__WORK ORDER__: The response must contain the complete data, printed exactly.

__INPUT DATA__:
* * * * * * * * *

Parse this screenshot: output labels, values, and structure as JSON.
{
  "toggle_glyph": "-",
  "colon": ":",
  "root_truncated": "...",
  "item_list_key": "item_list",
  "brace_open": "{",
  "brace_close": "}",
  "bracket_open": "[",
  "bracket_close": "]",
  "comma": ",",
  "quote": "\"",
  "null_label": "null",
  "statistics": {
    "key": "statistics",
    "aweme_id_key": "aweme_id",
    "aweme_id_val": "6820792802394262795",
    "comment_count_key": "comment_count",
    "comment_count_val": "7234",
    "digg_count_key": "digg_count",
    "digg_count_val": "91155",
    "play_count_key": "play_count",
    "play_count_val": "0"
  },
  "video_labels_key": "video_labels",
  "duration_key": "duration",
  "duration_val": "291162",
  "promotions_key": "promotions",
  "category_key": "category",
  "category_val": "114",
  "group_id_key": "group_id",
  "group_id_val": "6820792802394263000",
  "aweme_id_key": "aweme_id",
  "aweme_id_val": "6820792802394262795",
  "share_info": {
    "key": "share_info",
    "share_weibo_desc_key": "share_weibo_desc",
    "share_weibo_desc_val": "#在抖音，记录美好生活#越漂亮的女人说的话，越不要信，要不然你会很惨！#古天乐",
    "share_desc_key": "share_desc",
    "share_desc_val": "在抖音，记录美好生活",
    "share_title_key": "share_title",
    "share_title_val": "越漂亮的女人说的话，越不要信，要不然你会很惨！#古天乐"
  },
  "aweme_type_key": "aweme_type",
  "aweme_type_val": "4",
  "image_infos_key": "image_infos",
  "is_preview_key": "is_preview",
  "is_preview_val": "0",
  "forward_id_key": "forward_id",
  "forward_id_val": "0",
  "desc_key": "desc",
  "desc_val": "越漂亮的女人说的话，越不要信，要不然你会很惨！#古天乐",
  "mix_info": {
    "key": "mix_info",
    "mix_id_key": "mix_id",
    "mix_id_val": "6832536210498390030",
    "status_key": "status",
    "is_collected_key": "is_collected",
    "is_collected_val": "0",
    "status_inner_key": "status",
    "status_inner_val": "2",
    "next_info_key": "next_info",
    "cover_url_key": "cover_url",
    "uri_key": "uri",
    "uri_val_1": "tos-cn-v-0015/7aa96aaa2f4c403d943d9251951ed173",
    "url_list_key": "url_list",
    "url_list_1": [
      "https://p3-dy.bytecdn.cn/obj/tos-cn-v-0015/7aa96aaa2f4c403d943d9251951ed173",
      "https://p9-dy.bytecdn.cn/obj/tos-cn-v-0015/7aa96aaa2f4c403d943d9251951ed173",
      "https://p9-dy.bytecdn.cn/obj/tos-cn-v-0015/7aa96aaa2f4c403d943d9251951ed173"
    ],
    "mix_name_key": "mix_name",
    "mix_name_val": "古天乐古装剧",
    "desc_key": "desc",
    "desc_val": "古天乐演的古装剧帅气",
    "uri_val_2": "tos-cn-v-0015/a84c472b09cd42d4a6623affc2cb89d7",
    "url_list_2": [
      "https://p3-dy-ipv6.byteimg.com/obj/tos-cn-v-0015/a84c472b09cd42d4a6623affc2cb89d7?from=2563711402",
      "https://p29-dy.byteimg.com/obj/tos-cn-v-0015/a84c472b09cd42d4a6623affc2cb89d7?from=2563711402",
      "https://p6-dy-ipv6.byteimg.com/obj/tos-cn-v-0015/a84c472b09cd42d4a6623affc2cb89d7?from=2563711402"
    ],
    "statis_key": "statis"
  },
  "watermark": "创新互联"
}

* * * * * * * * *

__TASK RESPONSE__:
Parse this screenshot: output labels, values, and structure as JSON.
{
  "toggle_glyph": "-",
  "colon": ":",
  "root_truncated": "...",
  "item_list_key": "item_list",
  "brace_open": "{",
  "brace_close": "}",
  "bracket_open": "[",
  "bracket_close": "]",
  "comma": ",",
  "quote": "\"",
  "null_label": "null",
  "statistics": {
    "key": "statistics",
    "aweme_id_key": "aweme_id",
    "aweme_id_val": "6820792802394262795",
    "comment_count_key": "comment_count",
    "comment_count_val": "7234",
    "digg_count_key": "digg_count",
    "digg_count_val": "91155",
    "play_count_key": "play_count",
    "play_count_val": "0"
  },
  "video_labels_key": "video_labels",
  "duration_key": "duration",
  "duration_val": "291162",
  "promotions_key": "promotions",
  "category_key": "category",
  "category_val": "114",
  "group_id_key": "group_id",
  "group_id_val": "6820792802394263000",
  "aweme_id_key": "aweme_id",
  "aweme_id_val": "6820792802394262795",
  "share_info": {
    "key": "share_info",
    "share_weibo_desc_key": "share_weibo_desc",
    "share_weibo_desc_val": "#在抖音，记录美好生活#越漂亮的女人说的话，越不要信，要不然你会很惨！#古天乐",
    "share_desc_key": "share_desc",
    "share_desc_val": "在抖音，记录美好生活",
    "share_title_key": "share_title",
    "share_title_val": "越漂亮的女人说的话，越不要信，要不然你会很惨！#古天乐"
  },
  "aweme_type_key": "aweme_type",
  "aweme_type_val": "4",
  "image_infos_key": "image_infos",
  "is_preview_key": "is_preview",
  "is_preview_val": "0",
  "forward_id_key": "forward_id",
  "forward_id_val": "0",
  "desc_key": "desc",
  "desc_val": "越漂亮的女人说的话，越不要信，要不然你会很惨！#古天乐",
  "mix_info": {
    "key": "mix_info",
    "mix_id_key": "mix_id",
    "mix_id_val": "6832536210498390030",
    "status_key": "status",
    "is_collected_key": "is_collected",
    "is_collected_val": "0",
    "status_inner_key": "status",
    "status_inner_val": "2",
    "next_info_key": "next_info",
    "cover_url_key": "cover_url",
    "uri_key": "uri",
    "uri_val_1": "tos-cn-v-0015/7aa96aaa2f4c403d943d9251951ed173",
    "url_list_key": "url_list",
    "url_list_1": [
      "https://p3-dy.bytecdn.cn/obj/tos-cn-v-0015/7aa96aaa2f4c403d943d9251951ed173",
      "https://p9-dy.bytecdn.cn/obj/tos-cn-v-0015/7aa96aaa2f4c403d943d9251951ed173",
      "https://p9-dy.bytecdn.cn/obj/tos-cn-v-0015/7aa96aaa2f4c403d943d9251951ed173"
    ],
    "mix_name_key": "mix_name",
    "mix_name_val": "古天乐古装剧",
    "desc_key": "desc",
    "desc_val": "古天乐演的古装剧帅气",
    "uri_val_2": "tos-cn-v-0015/a84c472b09cd42d4a6623affc2cb89d7",
    "url_list_2": [
      "https://p3-dy-ipv6.byteimg.com/obj/tos-cn-v-0015/a84c472b09cd42d4a6623affc2cb89d7?from=2563711402",
      "https://p29-dy.byteimg.com/obj/tos-cn-v-0015/a84c472b09cd42d4a6623affc2cb89d7?from=2563711402",
      "https://p6-dy-ipv6.byteimg.com/obj/tos-cn-v-0015/a84c472b09cd42d4a6623affc2cb89d7?from=2563711402"
    ],
    "statis_key": "statis"
  },
  "watermark": "创新互联"
}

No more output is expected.